Why did this conversation spark my interest? I realized it is integral to our human makeup to respond to memories, images, sounds and smells…. If one doesn’t recognize what they are seeing, smelling, listening to, then it is less likely one will LIKE it upon their first encounter… If one grew up listening to the thick massive sounds of heavy metal bands one might be less likely to enjoy the slow movement of a classical music piece upon the first hearing. Or, if one's appreciation of art was based on how closely a painting looks like a photograph, trying to relate to a more expressive approach in style may spur a negative reaction until one has a deeper knowledge of the painting process, is able to discern the work within the context of history, or is offered a chance to see the work in a new way.
My life is surrounded by family and friends who support what I do, but don’t quite understand it, and that my work is a part of who I am. They see a level of competency, maybe a dollar value, a painting may speak to them because what I do is fairly representational. But most don’t choose to take a closer look, to ask about it, to delve deeper to understand the why. I straddle two worlds, my art world and, what I call, my real life world. It is rare that they mix.
I am grateful to Lori Putnam, because without her request to participate in this project I would not have been as open to the conversation with George. I would have continued to keep my two lives separate. I was given the opportunity to share my art world with my real life world, and it felt good. I encouraged George to learn the craft of photography in order to better capture the beauty and memory of his experiences. I was able to suggest a possible new way for him to look at art. Maybe he will join the rest of us who are compelled to look at beauty with a discerning eye and study deeper in order to express our creativity.

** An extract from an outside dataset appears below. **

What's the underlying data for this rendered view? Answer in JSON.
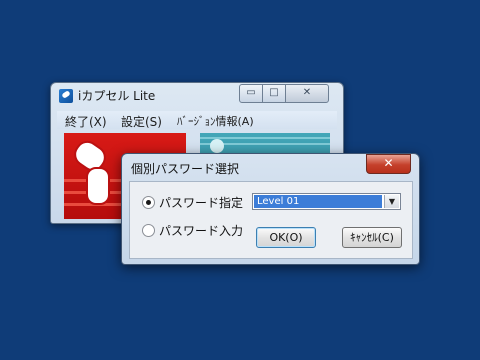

As artists, it is within our power to offer our passion to those willing to see and feel. Thank you, Lori Putnam, for allowing me to share both of my worlds here in your cyber space.
To learn more about Kim and her art world, please visit her website.